  6. Vegan Milk Chocolate Recipe - Gluten & Dairy Free

    Dark chocolate is by far my favourite type of chocolate, but sometimes there is a time and place for a nice milk chocolate. That extra sugar and milk makes the chocolate beautifully sweet and melts in your mouth perfectly. I've kept this recipe suitable for vegans, so it only has plant based ingredients. It'also gluten and dairy free, which is perfect if you can't have gluten or dairy products. I know my vegan friends would be surprised, why me (a perfectly happy meat eater) would create a vegan chocolate recipe. The truth is that I've recently found that I have IBS and I'm better off staying clear of dairy. So this recipe is also low FODMAP as long as you don't eat the whole chocolate bar at once.

    The recipe is very simple to make, but you do need some fairly specialist ingredients, that you might not always have in your kitchen cupboard. So, here is your shopping list:

    115g Coconut Oil or Coconut Butter

    150g Icing Sugar or about 75g of Stevia or other plant based liquid sugar (use Maple syrup or Icing sugar for low FODMAP diet)

    85g Cocoa Powder

    60g Powdered Coconut Milk

    tiny pinch of salt (to your taste)


    To make your milk chocolate, start with melting the coconut oil or butter. Coconut oil is easier to buy, so I guess you'll probably be using it most of the time, but if you can get hold of coconut butter it's worth it as it gives you slightly stronger structure and the chocolate will have the perfect snap. This is because coconut butter melts at higher temperature than coconut oil.

    Once your coconut oil is melted, add your coconut powdered milk and gently stir. Don't be even tempted to replace the powdered coconut milk with fresh liquid milk. Chocolate doesn't like water and it would cause the chocolate to split. If you find anything else that's plant based powdered milk, you can swap it for that.

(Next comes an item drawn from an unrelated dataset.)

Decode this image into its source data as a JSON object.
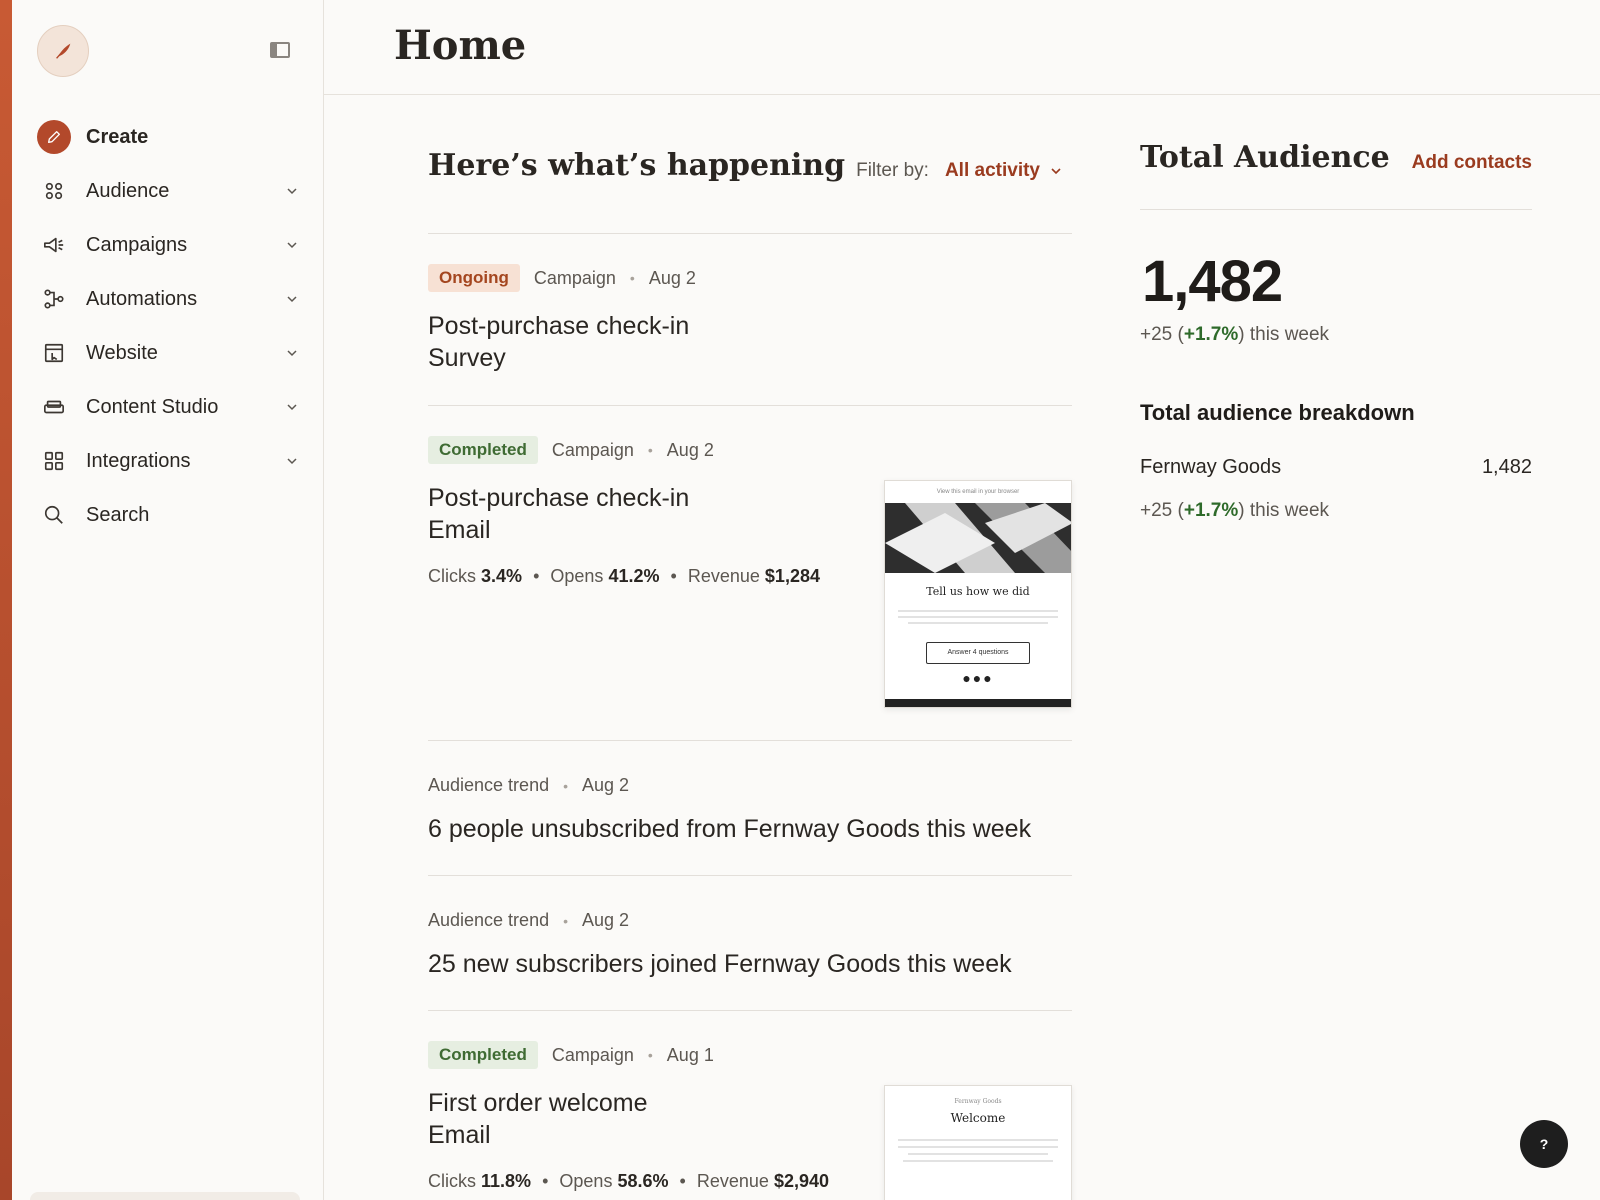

    Once the milk powder melts, add the sugar and carry on stirring. Depending on how healthy you want your chocolate to be, you can swap the icing sugar for stevia, maple syrup or other liquid plant based sugars. Just be careful to lower the amount of the sugar you are adding in. I found that adding about half of the original quantity is about right. This is because liquid sugar has different structure than powdered sugar and your chocolate would become too liquid and you might have problems with setting your chocolate.

    Once everything is melted, add cocoa powder. Like with any other chocolate recipe, the better quality of cocoa powder you get the better quality of chocolate you'll end up with. This especially applies to milk chocolate recipes where the cocoa powder is not as high quantity as dark chocolate recipes.

    Finally add a tiny pinch of salt. This might surprise you, but until now, we have been adding pretty much just sugary and fairly bland ingredients. And sugar is normally fairly bland to taste. To bring all the flavours together a tiny pinch of salt is the perfect way to finish this recipe. If you don't believe me, taste the chocolate before you add any salt and then afterwards. I bet you'll love the final taste!!!

    Once everything is mixed, carry on stirring the chocolate with a spatula (or a even a balloon whisk). This cools down the chocolate, make it slightly thicker and temper the chocolate (somewhat...). Then just pour your chocolate to a chocolate bar mould or even just on a flat tray lined with a parchment and let to set in a fridge for about 20 min. If you fancy it, you can also add freeze dried raspberries or other dried fruit, nuts of seeds to make your chocolate bar extra special.

    After that just enjoy and do let me know how you get on!

    Magdalena